BIBLIOGRAPHY 1. Zambia Daily Mail, Singy Hanyona, January 25th 1999 “Kafue weed becoming national crisis” 2. Time of Zambia, Emelda Shonga,16th July, 1999 “ Kariba weed Crisis” under control says ZRA 3. “The Chronicle” February 12th, 2000 “River Polluted”< This is a Zimbabwean National daily. 4. Zambia Daily Mail ,Mulenga Kasuba, August 4th, 1999 “Environment polluters to face criminal charges” 5. Environment line, ECZ April 1996 volume 1 number 1 “Environmental Pollution in Zambia: What is it like?” 6. Pickering. C.K., Owen. L.A(1995) An introduction to Global Environmental issues. London & New York: Routledge 7. Cobb Jr. C,(July, 1987, pp 2-31) The Great Lakes’ troubled waters. Washington D.C: National Geographic society 8. Lindahl.K(1972) Conservation for Survival. London. Victor Collancz ltd

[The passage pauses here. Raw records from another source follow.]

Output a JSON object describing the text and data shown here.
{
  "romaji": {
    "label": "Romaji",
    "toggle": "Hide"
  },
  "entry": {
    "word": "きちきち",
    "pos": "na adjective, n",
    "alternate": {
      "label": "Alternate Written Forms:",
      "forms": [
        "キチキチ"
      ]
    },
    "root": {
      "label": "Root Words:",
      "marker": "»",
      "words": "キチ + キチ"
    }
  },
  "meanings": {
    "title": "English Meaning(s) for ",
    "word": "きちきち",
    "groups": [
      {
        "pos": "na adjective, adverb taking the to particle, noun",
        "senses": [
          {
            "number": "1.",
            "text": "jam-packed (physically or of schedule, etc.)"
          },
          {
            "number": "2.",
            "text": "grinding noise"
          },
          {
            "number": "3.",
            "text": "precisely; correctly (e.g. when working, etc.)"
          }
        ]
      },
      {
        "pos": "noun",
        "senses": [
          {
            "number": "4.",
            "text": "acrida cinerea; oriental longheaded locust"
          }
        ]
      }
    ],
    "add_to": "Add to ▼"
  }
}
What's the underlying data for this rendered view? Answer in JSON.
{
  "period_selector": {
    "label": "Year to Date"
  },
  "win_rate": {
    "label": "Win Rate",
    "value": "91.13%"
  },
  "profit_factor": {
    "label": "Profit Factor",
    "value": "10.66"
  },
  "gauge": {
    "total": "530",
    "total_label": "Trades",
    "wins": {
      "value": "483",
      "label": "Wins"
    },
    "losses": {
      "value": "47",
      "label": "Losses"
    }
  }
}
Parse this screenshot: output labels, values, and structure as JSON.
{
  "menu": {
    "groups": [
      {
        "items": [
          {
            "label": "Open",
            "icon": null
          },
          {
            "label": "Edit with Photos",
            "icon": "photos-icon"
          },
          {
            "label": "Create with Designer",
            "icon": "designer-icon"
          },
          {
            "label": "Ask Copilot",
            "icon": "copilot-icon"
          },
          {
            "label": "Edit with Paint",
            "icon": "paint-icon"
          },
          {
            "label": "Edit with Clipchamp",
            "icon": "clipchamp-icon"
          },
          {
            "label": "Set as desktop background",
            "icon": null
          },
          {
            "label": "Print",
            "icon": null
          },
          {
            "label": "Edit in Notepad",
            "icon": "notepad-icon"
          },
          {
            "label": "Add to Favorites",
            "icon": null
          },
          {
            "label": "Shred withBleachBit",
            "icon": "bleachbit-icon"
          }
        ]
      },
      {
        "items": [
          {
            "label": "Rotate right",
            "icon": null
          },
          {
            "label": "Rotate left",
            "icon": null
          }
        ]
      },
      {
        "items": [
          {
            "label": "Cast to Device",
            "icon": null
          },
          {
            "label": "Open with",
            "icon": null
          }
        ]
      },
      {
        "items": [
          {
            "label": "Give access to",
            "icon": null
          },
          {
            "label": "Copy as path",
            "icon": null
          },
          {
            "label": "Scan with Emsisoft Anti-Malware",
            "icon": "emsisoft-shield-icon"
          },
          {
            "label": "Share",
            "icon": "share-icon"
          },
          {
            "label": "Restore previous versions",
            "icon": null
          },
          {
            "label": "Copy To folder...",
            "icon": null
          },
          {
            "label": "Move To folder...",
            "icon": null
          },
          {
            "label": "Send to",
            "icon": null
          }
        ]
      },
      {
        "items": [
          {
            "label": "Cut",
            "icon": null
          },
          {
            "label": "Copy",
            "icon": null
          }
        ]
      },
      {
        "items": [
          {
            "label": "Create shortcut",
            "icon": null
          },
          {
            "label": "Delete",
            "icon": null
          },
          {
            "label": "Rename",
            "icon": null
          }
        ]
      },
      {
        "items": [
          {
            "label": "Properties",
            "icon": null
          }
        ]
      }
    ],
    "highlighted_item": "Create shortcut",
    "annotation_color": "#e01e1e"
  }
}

Extra note:

Danger!Planet on fire!

32

Billy C Sichone

A hard copy will come through the regular mail box with the attached copies of article. I will also include photos of the said plagued rivers to add colour to the work. I have visited the following Water bodies and physically seen the weed: 1. The Kafue River, at the road bridge, where the river is probably worst clogged by the weed. 2. The Kafubu river-This river is completely covered at the places I chose, I found two major sources of pollution:i. There is a sewer system which is none functional but simply pours untreated human waste into the river! ii. There are industries which pour their waste into the river. Ndola is the “Industrial Capital” . Much of the effluents are not checked either. The irony of it all is that the Major part of Ndola gets its domestic water supplies from this selfsame river!.. and no one raises a finger in protest!! A few have though with little success. 3. The Lake Kariba & Dam- The Dam wall was not too badly clogged but the weed could be seen floating on the lake in large “Batches” of healthy green vegetable islands.
λ

An introduction to Global Environmental issues, Pickering C & Owen L (1995) page 135.

Danger!Planet on fire!

33

Billy C Sichone

φ Ψ

Eutrophication -Addition of nutrients to water bodies which increase their productivity “Kariba weed under control…”, Emelda Shonga, Times of Zambia 16th July, 1999.

Danger!Planet on fire!

34

Billy C Sichone

Sign up to vote on this title
UsefulNot useful